What is required: The number of lines below holding the string "dialog" is the only answer wanted.

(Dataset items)
=== Section Start ===

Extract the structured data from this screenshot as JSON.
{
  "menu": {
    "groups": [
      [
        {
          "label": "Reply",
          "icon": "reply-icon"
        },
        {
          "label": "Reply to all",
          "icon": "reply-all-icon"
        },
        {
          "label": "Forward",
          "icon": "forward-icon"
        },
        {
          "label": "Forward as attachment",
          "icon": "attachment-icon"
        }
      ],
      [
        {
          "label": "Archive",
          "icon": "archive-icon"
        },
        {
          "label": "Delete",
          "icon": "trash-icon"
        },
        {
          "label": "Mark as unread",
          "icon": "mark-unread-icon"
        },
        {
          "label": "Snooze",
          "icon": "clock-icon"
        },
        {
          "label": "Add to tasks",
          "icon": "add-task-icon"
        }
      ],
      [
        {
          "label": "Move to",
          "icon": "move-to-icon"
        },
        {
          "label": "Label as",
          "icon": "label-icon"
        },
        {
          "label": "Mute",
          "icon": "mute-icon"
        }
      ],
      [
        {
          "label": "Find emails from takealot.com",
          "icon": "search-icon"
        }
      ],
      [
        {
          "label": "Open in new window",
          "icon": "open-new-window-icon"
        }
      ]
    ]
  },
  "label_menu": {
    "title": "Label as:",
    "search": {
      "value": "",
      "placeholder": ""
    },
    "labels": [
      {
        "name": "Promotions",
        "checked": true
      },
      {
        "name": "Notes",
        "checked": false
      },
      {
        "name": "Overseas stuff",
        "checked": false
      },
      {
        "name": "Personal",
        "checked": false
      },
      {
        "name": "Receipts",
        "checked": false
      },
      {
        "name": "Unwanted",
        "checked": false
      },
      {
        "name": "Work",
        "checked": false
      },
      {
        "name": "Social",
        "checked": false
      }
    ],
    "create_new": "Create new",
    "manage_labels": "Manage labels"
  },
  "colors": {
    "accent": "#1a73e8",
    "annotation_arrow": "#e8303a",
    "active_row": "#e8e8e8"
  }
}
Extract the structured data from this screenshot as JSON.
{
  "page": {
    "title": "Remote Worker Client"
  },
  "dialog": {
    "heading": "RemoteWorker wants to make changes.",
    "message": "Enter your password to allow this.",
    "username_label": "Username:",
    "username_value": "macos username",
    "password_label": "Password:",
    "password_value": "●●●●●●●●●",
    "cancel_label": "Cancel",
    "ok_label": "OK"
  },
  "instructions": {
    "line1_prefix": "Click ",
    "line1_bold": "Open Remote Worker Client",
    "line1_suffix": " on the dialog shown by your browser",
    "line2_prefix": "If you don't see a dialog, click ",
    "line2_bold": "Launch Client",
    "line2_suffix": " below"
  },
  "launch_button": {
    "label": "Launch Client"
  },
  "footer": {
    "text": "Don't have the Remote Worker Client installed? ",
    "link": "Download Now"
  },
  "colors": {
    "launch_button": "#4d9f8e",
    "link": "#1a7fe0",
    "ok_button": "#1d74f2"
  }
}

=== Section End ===

Response for this exercise: 3